Mathews Library showcases digital devices at Tech Fair

by Sherry Hamilton - Posted on Oct 03, 2012 - 12:16 PM

More than 100 people attended Saturday’s Tech Fair 2012 at Mathews Memorial Library.

Library director Bette Dillehay said residents and visitors were able to play with a variety of digital devices at the Petting Technology Zoo, which included eBooks, iPads, iPods and iPhones. There was even an area set aside where about a dozen library patrons danced off their fines with a Wii game machine, she said, "and one kid danced off seven different fines."

Many of those who attended were older adults who wanted to learn how to use the technology, said Dillehay, receiving lessons on how to download items from the 4,000 audiobooks and 1,500 eBooks the library has available to loan.

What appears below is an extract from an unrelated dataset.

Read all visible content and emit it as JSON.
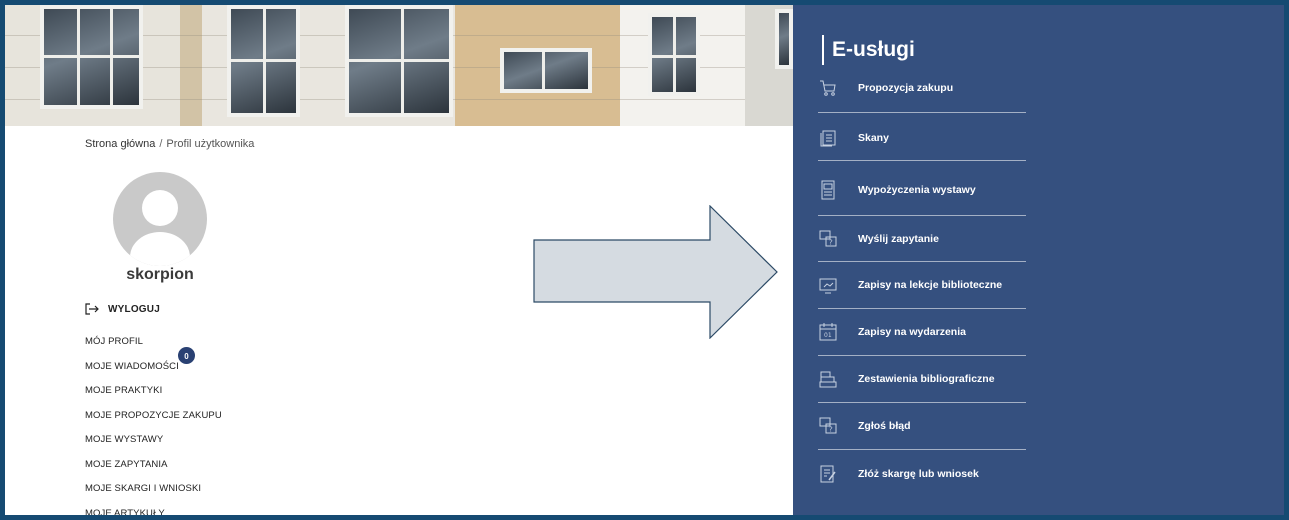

Participants could win prizes, and Mathews resident Joi Ball won the grand prize—a Kindle Touch eReader.

But probably most exciting, said Dillehay, was the introduction of a new tutorial service available to Mathews residents through the Library of Virginia.

Students in grades 3-12 can now receive online tutoring in math, English, and writing with Literati Public, a program of the library technology company Credo Reference that offers educational content, informational videos and tutorials, and interactive discovery tools for children and adults.

Customized for Virginia, the site allows a student to connect with a state-certified teacher who will help him or her work through homework problems step by step until the assignment is finished, said Dillehay. No appointment is necessary, said a flyer from the company, and the site can be accessed from the library or at home from 3-9 p.m. Monday through Thursday and 9 a.m. to 3 p.m. on Saturdays.

Also at the library during the Tech Fair were three technology vendors, said Dillehay—MetroCast, a cable television, internet and telephone company; Middle Peninsula WiFi, a high speed internet company; and Franktronics, a mobile computer service.

Finally, Dillehay said visitors were given tips on 10 things they can do at the library, including taking computer classes, finding their ancestors, and borrowing resources from other libraries.